I locked my hair in 2005. I'd been natural, that is not treating my hair with any chemical straightener or alteration as black women in America often do, since '02, and I'd begun to think about locking my hair. I'd heard my mother talk all kinds of junk about Whoopie Goldberg, who was the only black woman I'd ever seen with locks. But I kept seeing people with locks, and I started to research the hairstyle. I discovered that locking was for some people just another way for a black woman to wear your hair natural, but for others it was a very real, natural, spiritual choice, an expression of connection to God, a vow of devotion and spirituality. I really responded to this. So I locked.

This is a picture my father's oldest brother took of me when I visited him in San Francisco in 2006. These two gentlemen posed with me, very politely, after my uncle stopped them and told them I was visiting from Chicago--they're union workers, also from from Chi-town. My hair's about a year old in this photo.

I don't know if I had a lot of expectations of wisdom to descend on me through my scalp after this choice. I know I wasn't going to spend hours in meditation, like Hindu monks, who called their locks "jata" . I didn't know if there was a trip to the Motherland in my future, or that I was portraying any devotion to Haile Selassie. But I vibed with the idea that locking was going to connect me to something larger, that my hair would serve as roots to put me in touch with a kind of wisdom and understanding. I wanted some of that on my plate.

My hair's gotten me some attention. Much of it is really good. I feel a kind of kinship with other locked heads (male and female) I see, and when our eyes meet, we share a mutual respect and honor for each other. I remember listening to a story that a women told to me one afternoon after church about her recent trip to Zambia, and how she felt truly so much a part of the culture there, despite being an American, because of her locks. I am consistently complimented on it by people who express their admiration respectfully, thoughtfully.

Not all of the attention my hair gets is good. I don't, for instance, like it when people (often, but not always white) touch my hair without being invited. This also happened a lot when I was wearing my natural very short. I want to remind folks that I'm not a little dark genie for them to rub for luck. I also do not like it when men--of all races, ages and persuasions--holler things like, "Hey, Natty, Natty," at me, as if that will turn me away from whatever I'm doing and send me running toward them, ripping my clothes off. In fact, some of the attention I get from men who have no idea what it means to be locked is pretty crass. When they say things like, "God, I love your hair," I try to answer back, "Thanks, me too," and change the subject so I'm not inviting them to subjugate and objectify me further.
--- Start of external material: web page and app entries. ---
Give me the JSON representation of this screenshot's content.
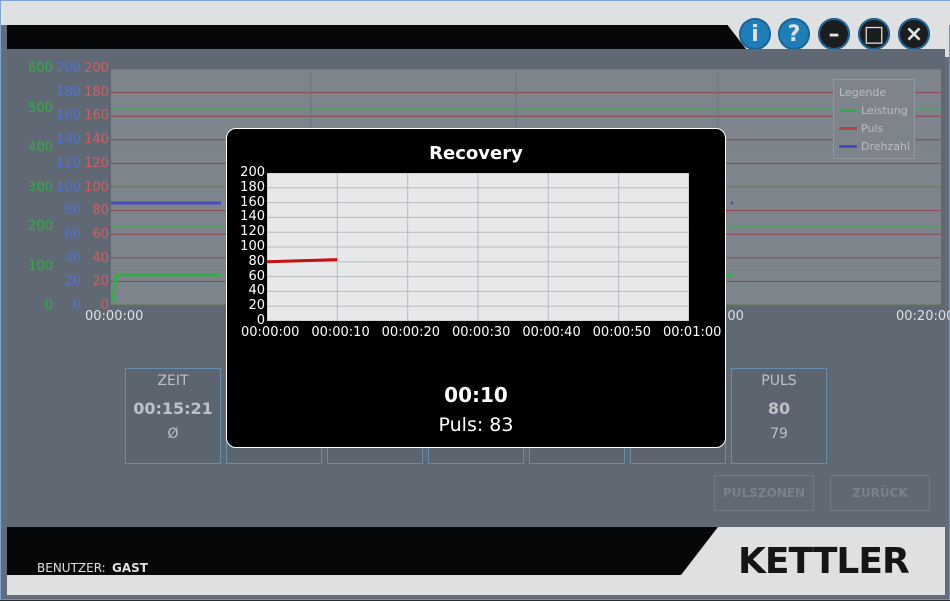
{
  "window": {
    "buttons": {
      "info_label": "i",
      "help_label": "?",
      "minimize_label": "–",
      "maximize_label": "□",
      "close_label": "×"
    }
  },
  "axes": {
    "green": [
      "600",
      "500",
      "400",
      "300",
      "200",
      "100",
      "0"
    ],
    "blue": [
      "200",
      "180",
      "160",
      "140",
      "120",
      "100",
      "80",
      "60",
      "40",
      "20",
      "0"
    ],
    "red": [
      "200",
      "180",
      "160",
      "140",
      "120",
      "100",
      "80",
      "60",
      "40",
      "20",
      "0"
    ]
  },
  "main_chart": {
    "x_labels": [
      "00:00:00",
      "00:20:00"
    ],
    "x_label_partial": ":00",
    "legend": {
      "title": "Legende",
      "items": [
        {
          "label": "Leistung",
          "color": "#38c24a"
        },
        {
          "label": "Puls",
          "color": "#c84a4a"
        },
        {
          "label": "Drehzahl",
          "color": "#4a52d8"
        }
      ]
    }
  },
  "tiles": [
    {
      "title": "ZEIT",
      "value": "00:15:21",
      "sub": "Ø"
    },
    {
      "title": "",
      "value": "",
      "sub": ""
    },
    {
      "title": "",
      "value": "",
      "sub": ""
    },
    {
      "title": "",
      "value": "",
      "sub": ""
    },
    {
      "title": "",
      "value": "",
      "sub": ""
    },
    {
      "title": "",
      "value": "",
      "sub": ""
    },
    {
      "title": "PULS",
      "value": "80",
      "sub": "79"
    }
  ],
  "actions": {
    "pulszonen_label": "PULSZONEN",
    "zurueck_label": "ZURÜCK"
  },
  "footer": {
    "user_label": "BENUTZER:",
    "user_value": "GAST",
    "brand": "KETTLER"
  },
  "modal": {
    "title": "Recovery",
    "y_ticks": [
      "200",
      "180",
      "160",
      "140",
      "120",
      "100",
      "80",
      "60",
      "40",
      "20",
      "0"
    ],
    "x_ticks": [
      "00:00:00",
      "00:00:10",
      "00:00:20",
      "00:00:30",
      "00:00:40",
      "00:00:50",
      "00:01:00"
    ],
    "time": "00:10",
    "puls_text": "Puls: 83"
  },
  "chart_data": {
    "type": "line",
    "title": "Recovery",
    "x": [
      "00:00:00",
      "00:00:10"
    ],
    "ylim": [
      0,
      200
    ],
    "xlim": [
      "00:00:00",
      "00:01:00"
    ],
    "series": [
      {
        "values": [
          80,
          83
        ],
        "color": "#c81010"
      }
    ],
    "grid": true
  }
}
But here, now, on the seventh anniversary of locking, I've been thinking less about how others respond to my hair and more about what being a locked head has taught me. I didn't know it at the time, but I believe locking my hair is one of the first steps that I took to moving closer to the center of myself--the center of my self. I am a truer version of myself, a healthier, more whole person, because I locked my hair seven years ago. I am learning to accept my reality--my successes, my weaknesses--because I locked. I am learning how little there is in my life that I can control because I locked; and I've learned about others, and their struggles on their journeys to the center of (and sometimes away from) themselves.
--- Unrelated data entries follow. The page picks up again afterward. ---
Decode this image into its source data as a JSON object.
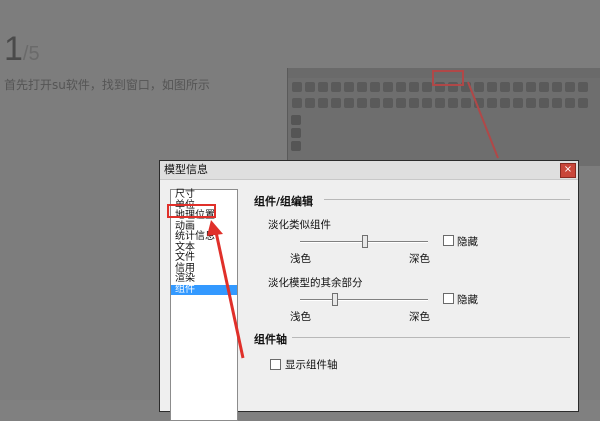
{
  "tutorial": {
    "step_current": "1",
    "step_total": "/5",
    "description": "首先打开su软件，找到窗口，如图所示"
  },
  "dialog": {
    "title": "模型信息",
    "close_glyph": "×",
    "list_items": [
      {
        "label": "尺寸",
        "selected": false
      },
      {
        "label": "单位",
        "selected": false
      },
      {
        "label": "地理位置",
        "selected": false
      },
      {
        "label": "动画",
        "selected": false
      },
      {
        "label": "统计信息",
        "selected": false
      },
      {
        "label": "文本",
        "selected": false
      },
      {
        "label": "文件",
        "selected": false
      },
      {
        "label": "信用",
        "selected": false
      },
      {
        "label": "渲染",
        "selected": false
      },
      {
        "label": "组件",
        "selected": true
      }
    ],
    "section_edit": "组件/组编辑",
    "fade_similar": "淡化类似组件",
    "fade_rest": "淡化模型的其余部分",
    "light_label": "浅色",
    "dark_label": "深色",
    "hide_label": "隐藏",
    "section_axes": "组件轴",
    "show_axes_label": "显示组件轴"
  },
  "annotation": {
    "color": "#e0302a"
  }
}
It's not for everybody. It's not what makes me hot. It doesn't mean I'm a hippie. It is, in some contexts, a political statement. But now, in my year of jubilee, my locs are a reason to celebrate, and a quality of myself that does help keep me rooted to the Earth, and the Something Greater.